For Credit Karma, its beginning phase was an arduous one. It was a financial services company whose potential customer base was made up of Millennials scarred by a financial crisis only a few months back. And it needed their trust. Now, after approximately 10 years, the company has the confidence of about 75 million members, and 50 percent of those are Millennials. The San Francisco headquartered company started registering a profit from 2015. The company's recent revenues were in the region of $500 million. Its revenues shot up by half in the 2016 to 2017 period.
Small, ambitious beginnings
Credit Karma started out by being known as the company which offered free credit scores. People visited the company website to get help when they wanted to take out credit cards and automobile loans. The company wanted to reconfigure the financial lives of Americans. To do these, it began by undertaking two unpleasant and complex tasks- taking out a mortgage and filing taxes.
The company, in 2017, started a free tax preparation service. It also streamlines the process of taking out a home loan. According to Kenneth Lin, the Chief Executive Officer and founder, the aim of the company is to craft the most premium product among financial services products which the consumer can take advantage of. Lin said that real opportunity exists in this arena to change consumer finance.
Credit Karma, unlike its many peer companies, did not made money the easy way. The company did not sell its clients' data to multiple third parties and walked away with millions of dollars in revenue. It did not make its revenues on the back of exploitative services like 'credit repair'. The company never badgered its customers with constant emails.

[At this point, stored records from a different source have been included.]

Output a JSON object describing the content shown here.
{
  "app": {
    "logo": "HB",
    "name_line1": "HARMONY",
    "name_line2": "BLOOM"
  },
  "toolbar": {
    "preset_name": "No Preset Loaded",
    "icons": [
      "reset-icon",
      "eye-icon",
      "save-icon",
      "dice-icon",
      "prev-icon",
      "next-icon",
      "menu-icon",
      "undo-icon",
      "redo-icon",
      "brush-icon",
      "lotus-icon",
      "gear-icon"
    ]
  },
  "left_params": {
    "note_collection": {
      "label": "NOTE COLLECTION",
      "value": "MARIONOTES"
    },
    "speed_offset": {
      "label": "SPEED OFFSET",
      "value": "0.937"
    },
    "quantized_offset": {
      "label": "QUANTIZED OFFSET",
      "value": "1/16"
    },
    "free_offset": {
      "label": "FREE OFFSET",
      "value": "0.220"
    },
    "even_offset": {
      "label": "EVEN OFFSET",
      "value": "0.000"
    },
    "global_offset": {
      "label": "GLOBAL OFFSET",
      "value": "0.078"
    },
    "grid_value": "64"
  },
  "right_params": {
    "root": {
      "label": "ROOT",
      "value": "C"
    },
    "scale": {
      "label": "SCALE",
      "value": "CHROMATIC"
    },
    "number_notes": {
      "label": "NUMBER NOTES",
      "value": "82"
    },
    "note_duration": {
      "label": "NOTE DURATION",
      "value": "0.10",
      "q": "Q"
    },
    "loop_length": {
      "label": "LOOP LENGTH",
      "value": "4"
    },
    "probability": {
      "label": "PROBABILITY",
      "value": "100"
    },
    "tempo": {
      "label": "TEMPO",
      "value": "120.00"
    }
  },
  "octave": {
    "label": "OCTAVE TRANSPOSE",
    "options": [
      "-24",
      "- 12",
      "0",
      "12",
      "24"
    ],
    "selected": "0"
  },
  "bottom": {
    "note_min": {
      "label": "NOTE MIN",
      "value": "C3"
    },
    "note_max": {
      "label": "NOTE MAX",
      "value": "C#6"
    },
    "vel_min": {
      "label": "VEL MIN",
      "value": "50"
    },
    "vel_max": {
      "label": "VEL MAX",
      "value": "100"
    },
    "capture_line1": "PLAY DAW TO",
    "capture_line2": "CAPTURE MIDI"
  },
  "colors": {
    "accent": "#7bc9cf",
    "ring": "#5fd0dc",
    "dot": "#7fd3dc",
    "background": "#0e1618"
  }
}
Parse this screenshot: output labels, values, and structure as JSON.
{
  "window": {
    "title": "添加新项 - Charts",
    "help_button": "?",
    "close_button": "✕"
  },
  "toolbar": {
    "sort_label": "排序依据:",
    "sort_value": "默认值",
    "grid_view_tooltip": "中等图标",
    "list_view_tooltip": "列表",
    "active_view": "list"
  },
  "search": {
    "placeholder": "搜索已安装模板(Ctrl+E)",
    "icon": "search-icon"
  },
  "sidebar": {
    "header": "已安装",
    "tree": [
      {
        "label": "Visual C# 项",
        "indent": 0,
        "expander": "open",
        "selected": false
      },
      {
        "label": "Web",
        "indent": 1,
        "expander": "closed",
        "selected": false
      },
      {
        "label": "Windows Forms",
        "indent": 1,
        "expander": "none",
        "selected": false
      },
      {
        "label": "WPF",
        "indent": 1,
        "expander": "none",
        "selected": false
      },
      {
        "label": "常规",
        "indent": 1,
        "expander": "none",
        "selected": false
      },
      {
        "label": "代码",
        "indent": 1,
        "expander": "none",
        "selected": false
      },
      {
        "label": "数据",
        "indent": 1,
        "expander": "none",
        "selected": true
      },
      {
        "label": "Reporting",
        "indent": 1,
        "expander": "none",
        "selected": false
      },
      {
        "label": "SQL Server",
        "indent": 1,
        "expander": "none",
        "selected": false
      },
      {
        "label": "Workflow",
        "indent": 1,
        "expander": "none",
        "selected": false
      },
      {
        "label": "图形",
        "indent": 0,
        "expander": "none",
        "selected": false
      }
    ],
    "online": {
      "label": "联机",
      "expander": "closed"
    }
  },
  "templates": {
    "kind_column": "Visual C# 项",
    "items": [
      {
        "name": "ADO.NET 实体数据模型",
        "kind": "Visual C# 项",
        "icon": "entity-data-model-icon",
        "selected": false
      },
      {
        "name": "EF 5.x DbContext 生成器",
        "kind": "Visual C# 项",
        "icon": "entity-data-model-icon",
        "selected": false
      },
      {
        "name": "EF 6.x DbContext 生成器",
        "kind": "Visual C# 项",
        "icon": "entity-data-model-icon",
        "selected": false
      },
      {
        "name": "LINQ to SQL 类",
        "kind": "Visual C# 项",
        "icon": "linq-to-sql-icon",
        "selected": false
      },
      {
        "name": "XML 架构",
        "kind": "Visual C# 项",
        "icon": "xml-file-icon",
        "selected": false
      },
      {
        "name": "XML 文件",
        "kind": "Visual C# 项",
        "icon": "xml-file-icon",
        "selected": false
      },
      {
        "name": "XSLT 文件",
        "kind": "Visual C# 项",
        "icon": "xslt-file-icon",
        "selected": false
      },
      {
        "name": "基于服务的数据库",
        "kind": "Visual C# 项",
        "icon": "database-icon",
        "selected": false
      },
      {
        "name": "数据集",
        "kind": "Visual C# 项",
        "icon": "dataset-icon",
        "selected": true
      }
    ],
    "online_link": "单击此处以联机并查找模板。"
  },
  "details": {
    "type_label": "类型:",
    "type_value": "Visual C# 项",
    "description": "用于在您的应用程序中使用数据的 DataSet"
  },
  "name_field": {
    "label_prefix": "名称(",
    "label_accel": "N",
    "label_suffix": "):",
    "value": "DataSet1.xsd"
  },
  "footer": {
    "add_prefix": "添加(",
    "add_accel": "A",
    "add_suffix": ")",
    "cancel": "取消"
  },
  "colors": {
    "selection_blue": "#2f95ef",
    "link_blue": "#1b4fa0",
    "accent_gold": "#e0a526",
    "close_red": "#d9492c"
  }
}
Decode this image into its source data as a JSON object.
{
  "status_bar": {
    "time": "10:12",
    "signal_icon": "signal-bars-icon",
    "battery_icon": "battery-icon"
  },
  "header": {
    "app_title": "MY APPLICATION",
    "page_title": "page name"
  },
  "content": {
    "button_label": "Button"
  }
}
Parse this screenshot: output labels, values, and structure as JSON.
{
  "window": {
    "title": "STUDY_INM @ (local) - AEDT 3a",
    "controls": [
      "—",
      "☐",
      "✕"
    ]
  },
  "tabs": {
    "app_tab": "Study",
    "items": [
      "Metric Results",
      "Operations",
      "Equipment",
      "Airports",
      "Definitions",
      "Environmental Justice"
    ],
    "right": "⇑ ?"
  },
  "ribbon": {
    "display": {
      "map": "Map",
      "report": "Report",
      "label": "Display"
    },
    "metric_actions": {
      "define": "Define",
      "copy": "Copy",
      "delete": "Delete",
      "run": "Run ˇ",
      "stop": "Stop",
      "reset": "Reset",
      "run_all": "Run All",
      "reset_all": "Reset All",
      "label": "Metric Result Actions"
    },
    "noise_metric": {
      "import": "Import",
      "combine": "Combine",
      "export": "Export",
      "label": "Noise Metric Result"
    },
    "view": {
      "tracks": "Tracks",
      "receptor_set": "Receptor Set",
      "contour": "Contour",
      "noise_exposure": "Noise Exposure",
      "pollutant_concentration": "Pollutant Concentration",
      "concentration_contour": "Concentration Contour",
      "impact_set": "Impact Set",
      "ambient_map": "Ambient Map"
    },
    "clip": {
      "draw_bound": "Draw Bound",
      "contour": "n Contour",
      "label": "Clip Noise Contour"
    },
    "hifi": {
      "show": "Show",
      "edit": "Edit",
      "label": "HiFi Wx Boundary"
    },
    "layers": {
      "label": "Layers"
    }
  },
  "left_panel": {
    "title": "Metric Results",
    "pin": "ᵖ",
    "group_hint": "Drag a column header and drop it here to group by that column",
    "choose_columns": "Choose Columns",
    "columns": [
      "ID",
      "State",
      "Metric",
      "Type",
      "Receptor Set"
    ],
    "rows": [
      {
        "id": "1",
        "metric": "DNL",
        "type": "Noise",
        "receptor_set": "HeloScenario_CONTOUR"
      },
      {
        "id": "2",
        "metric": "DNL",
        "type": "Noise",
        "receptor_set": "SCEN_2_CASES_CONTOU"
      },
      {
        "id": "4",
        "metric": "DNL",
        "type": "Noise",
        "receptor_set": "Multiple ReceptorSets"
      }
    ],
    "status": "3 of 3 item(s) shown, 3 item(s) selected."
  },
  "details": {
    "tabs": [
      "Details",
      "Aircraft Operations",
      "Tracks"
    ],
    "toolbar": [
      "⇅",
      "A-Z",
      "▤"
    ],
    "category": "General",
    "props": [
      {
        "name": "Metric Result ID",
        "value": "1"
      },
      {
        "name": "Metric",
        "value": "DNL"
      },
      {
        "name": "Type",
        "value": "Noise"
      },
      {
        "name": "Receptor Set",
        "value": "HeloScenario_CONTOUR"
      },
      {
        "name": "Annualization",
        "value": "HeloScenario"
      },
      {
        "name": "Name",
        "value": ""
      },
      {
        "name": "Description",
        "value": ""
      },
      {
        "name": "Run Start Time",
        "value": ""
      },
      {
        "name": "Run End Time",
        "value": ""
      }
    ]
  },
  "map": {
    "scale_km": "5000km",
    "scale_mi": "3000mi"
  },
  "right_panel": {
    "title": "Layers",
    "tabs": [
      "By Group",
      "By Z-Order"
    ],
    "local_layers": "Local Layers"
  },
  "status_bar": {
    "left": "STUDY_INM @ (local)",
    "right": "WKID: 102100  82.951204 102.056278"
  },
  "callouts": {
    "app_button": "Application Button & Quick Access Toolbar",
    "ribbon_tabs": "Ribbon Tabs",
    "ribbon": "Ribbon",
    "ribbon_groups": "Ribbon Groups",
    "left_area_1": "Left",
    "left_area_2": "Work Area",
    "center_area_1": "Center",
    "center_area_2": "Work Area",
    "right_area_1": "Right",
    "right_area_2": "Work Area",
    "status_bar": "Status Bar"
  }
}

In contrast, Credit Karma earns money when banks pay it every time a site user gets approved for a loan or a credit card. The company must recommend to its customers the right product which is perfect for each customer. All of these needs the collection of lots of data. The website collates a stunning 2.5 terabytes information on members. It calculates billions of numbers to locate products that suit their creditworthiness and needs. Members send their personal information, like Social Security numbers. They also authorize Credit Karma to access the files in credit bureaus. It follows that people implicitly trust Credit Karma.